  13. Hello Chace — I also got taken by this company. I am disputing it with my credit card company, but they are telling me it is quite possible that they can not do anything because the words “all sales are final” are printed in the packet of information that was sent to me. How did you and your wife get around this?

  14. I also got roped into this Whose Who thing and they did send me a very nice cherrywood plaque. They said the book will come later and want to charge more money on my credit card. Since they already have my credit card #, how can I keep them from charging more???? Incidently the lady was very nice on the phone & even gave me her phone #. This is why I did not suspect it could be a scam. I am retired and really cannot afford all this money! Guess I just needed a boost in my self esteem. Stupid huh?

  15. I was pretty upset up until a minute ago when I received a confirmation of my money being credited back to my card. I also fell for this scam and instead of doing my research before purchasing, I did it after. Almost cost me $200. I was pressured into the charges and after reading these blogs I thought, the sooner I act, the better. I called right away and explained that the rep. I spoke to indicated that because they had to customize the plaques or awards or whatever the heck they were sending me that sales were final, but I have not received anything yet and I just got off the phone with that rep. They couldn’t have custom published anything that quick; therefore, I want a refund. Surprisingly, the rep. I spoke with was friendly and “checked” to see if the custom publishing of these items had started yet. Wow, they had indeed started on my items already (yeah right) and for this reason they had to charge a certain amount, which meant I could only get $100 back. Taking into consideration the worst experience others have had with these people, I was tempted to take the money and run. I then thought, why not turn the tables. I’d like to play actress for a few minutes….they do. I started to get frantic on the phone, I told them my husband was not too fond of their organization and was extremely upset at the charges (I’m not married and don’t even have a boyfriend…lol). I then said, “My sister lives in New York and she knows people in the attorney general’s office. I know you can refund the money back. I sniffled a little and complained about how I would have to deal with my husband. She thought I was crying, said she did not want to upset anyone and refunded my money. Now, I know this was a little over the top, but I got my money back without having to go in circles with these people….to each it’s own.

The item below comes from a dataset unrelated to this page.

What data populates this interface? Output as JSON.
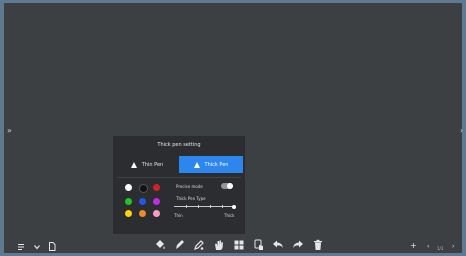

  16. I forgot to do this. I told the rep. my husband thought the whole thing was a scam-had heard it from friends who had experienced this. The rep. gave me her name and number and said that if anyone was unhappy with their membership, to call her to see what could be done about it. I don’t know if it will help but it is worth a try:

    Tricha Dehayef
    516-535-1515
    EXT 1212

    I don’t know if she was truly sincere (may not know it is a scam her self) or if she did it because I mentioned the attorney generals office. Either way, be creative when asking/demanding your money back!

  17. All Who’s Who are scam company’s seeking the credit card numbers of victims. They will steal your money and also call repeatedly to get a type of payment from you.
    Don’t believe their sales pitch!

    Check out these official documents (from them) to see the result of their supposedly “honorary membership” if you’re close to believing a word they have said or have been scammed

    http://rapidshare.com/files/451982494/Beware_of_Who_s_Who_Scam.pdf

    http://rapidshare.com/files/451989939/Rip-off_Report_Who_s_Who_7189328011.pdf

Comments are closed.